But the mood is far from buoyant as fears of a sudden slowdown in the Chinese economy have risen, clearly exacerbated by the ongoing trade war. Closer to home, Brexit remains as unresolved as ever. A new occupant in Number 10 Downing Street will act as a catalyst, but to what end?

The global economy faces headwinds; however, consumer spending and services remain strong. And given low inflation, central banks have signalled easier policy ahead and government budget policies are being adjusted to shore up growth prospects.
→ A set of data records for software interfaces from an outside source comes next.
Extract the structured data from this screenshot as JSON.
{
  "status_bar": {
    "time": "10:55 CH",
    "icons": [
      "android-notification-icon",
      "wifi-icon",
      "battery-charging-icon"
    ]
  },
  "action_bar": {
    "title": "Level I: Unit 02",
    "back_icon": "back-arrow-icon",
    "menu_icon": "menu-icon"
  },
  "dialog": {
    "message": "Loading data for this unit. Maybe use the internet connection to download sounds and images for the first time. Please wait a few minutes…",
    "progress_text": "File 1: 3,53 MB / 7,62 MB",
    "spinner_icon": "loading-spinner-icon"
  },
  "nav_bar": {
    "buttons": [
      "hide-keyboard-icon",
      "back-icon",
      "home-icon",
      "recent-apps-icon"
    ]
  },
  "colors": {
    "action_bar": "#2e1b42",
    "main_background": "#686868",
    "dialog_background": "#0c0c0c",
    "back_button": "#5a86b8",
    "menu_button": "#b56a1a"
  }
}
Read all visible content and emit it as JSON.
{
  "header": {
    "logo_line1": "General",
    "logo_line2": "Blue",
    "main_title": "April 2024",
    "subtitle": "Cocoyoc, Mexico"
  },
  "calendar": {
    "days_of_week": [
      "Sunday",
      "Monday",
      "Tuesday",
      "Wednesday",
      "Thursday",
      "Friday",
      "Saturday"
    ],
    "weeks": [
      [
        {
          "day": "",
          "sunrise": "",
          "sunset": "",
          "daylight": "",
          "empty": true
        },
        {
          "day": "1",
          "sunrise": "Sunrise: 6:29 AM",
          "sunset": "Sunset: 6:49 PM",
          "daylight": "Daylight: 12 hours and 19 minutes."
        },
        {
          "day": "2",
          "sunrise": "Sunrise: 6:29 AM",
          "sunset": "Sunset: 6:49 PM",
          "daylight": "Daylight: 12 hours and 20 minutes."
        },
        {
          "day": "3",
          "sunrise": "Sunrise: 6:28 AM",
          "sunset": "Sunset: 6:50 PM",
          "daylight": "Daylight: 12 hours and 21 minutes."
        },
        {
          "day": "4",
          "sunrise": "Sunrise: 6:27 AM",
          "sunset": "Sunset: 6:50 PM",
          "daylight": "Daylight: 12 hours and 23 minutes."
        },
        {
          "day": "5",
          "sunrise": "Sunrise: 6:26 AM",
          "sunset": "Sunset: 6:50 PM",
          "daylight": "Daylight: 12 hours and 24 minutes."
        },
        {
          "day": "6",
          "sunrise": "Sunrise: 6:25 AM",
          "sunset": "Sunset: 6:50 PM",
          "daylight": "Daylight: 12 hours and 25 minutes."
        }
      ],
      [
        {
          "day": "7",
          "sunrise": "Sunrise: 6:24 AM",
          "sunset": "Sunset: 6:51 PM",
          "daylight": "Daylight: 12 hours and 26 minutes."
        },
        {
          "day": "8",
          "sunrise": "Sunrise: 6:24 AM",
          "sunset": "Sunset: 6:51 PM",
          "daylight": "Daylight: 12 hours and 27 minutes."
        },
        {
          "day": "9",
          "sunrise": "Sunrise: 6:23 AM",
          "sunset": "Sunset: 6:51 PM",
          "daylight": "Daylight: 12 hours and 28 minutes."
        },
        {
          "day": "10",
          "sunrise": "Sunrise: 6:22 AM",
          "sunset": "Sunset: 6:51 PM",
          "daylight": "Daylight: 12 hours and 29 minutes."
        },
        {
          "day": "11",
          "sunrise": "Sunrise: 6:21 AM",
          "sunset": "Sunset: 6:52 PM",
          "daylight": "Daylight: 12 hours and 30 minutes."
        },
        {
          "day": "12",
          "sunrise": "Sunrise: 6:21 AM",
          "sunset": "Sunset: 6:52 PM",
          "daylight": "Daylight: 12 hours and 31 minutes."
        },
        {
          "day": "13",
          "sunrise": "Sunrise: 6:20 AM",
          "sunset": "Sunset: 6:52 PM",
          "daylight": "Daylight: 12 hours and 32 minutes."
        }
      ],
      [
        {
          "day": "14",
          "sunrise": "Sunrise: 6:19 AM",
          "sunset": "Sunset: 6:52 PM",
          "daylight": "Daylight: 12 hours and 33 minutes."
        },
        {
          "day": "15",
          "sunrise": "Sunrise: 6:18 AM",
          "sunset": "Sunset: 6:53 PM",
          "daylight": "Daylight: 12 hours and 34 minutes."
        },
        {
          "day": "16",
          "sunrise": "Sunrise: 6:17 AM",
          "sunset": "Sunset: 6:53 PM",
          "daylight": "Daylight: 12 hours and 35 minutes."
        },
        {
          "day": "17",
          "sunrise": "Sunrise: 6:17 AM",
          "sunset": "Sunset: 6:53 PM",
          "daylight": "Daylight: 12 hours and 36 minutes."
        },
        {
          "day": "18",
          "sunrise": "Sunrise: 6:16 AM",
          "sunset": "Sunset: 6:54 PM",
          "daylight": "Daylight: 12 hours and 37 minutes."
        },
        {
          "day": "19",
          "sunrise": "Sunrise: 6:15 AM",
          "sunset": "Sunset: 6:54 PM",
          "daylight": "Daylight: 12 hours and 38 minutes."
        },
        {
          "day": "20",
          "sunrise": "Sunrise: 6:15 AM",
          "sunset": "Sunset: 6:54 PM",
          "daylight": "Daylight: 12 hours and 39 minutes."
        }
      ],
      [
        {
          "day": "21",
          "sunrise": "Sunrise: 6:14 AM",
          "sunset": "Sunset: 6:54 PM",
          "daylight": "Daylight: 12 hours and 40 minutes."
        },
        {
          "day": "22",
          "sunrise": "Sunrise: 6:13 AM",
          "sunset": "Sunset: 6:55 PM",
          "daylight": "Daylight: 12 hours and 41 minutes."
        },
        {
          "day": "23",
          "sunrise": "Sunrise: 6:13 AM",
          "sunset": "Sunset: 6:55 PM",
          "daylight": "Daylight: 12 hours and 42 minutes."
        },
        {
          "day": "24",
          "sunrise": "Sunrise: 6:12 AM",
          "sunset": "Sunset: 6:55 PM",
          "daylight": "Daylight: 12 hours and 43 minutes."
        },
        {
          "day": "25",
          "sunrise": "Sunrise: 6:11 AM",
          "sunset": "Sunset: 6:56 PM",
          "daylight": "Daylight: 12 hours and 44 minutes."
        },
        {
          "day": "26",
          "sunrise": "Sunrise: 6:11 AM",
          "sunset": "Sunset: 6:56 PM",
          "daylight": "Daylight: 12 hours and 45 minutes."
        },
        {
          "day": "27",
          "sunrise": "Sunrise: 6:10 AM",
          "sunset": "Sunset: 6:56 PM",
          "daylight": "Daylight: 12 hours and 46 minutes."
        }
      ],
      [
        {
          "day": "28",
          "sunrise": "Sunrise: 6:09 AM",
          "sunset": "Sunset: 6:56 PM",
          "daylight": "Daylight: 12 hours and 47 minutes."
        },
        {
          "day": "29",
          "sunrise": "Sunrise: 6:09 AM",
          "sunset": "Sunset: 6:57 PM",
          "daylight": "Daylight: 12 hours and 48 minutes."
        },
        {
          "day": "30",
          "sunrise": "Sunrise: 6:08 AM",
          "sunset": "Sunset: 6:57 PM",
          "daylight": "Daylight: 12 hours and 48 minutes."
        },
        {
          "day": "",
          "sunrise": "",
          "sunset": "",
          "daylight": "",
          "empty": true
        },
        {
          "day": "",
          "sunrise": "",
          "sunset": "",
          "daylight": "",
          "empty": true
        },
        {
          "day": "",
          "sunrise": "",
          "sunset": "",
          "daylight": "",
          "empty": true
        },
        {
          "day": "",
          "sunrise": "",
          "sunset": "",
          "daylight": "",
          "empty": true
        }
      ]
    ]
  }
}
Downside risks continue to loom over the global economy, which along with financial markets faces two major event risks – trade war escalation and a “no-deal” Brexit. These factors have already begun to hit global trade, where there has been no growth in volumes over the past year, and on UK business confidence, which has dipped into contraction territory.

Boris Johnson’s ascension to prime minister signals a new phase in the UK’s Brexit negotiations, where a hard “no deal” is possible. These factors have hit business confidence, particularly in manufacturing, and corporate investment plans. However, services and consumer spending show little sign of weakening, unemployment is falling steadily across the euro zone, and wages are rising steadily in real terms.

Fiscal policy has turned easier across the globe. Ever since the Federal Reserve’s last rate hike in December, central banks have performed a U-turn in forward guidance on policy. It now looks likely that rate cuts, asset purchases and refinancing facilities for banks will combine to create a more supportive backdrop for the economy.

Much attention has been paid in recent months to US recession indicators flashing warning signals. These models are typically based on observations of differentials in Treasury yields – long-term yields often dip below short rates ahead of recessions. However, we would caution that global government bond markets continue to be influenced by central bank asset purchase programmes, which may reduce the reliability of such models.

However, economic slowdowns do not always lead to recessions – these tend to occur when economies face major imbalances, such as a rapid build-up in private-sector debt, or cyclical excesses in sectors such as housing. Today, there are areas for concern, but by and large economic and financial imbalances do not seem extreme, and banks are well-capitalised.

Perhaps most importantly, economic slowdowns can last for years, and usually tend to be favourable environments for risk-taking. Should some of the risk events dissipate, conditions may even turn around, with a global expansion resuming.

Chris Thomson, head of Kleinwort Hambros, Edinburgh Office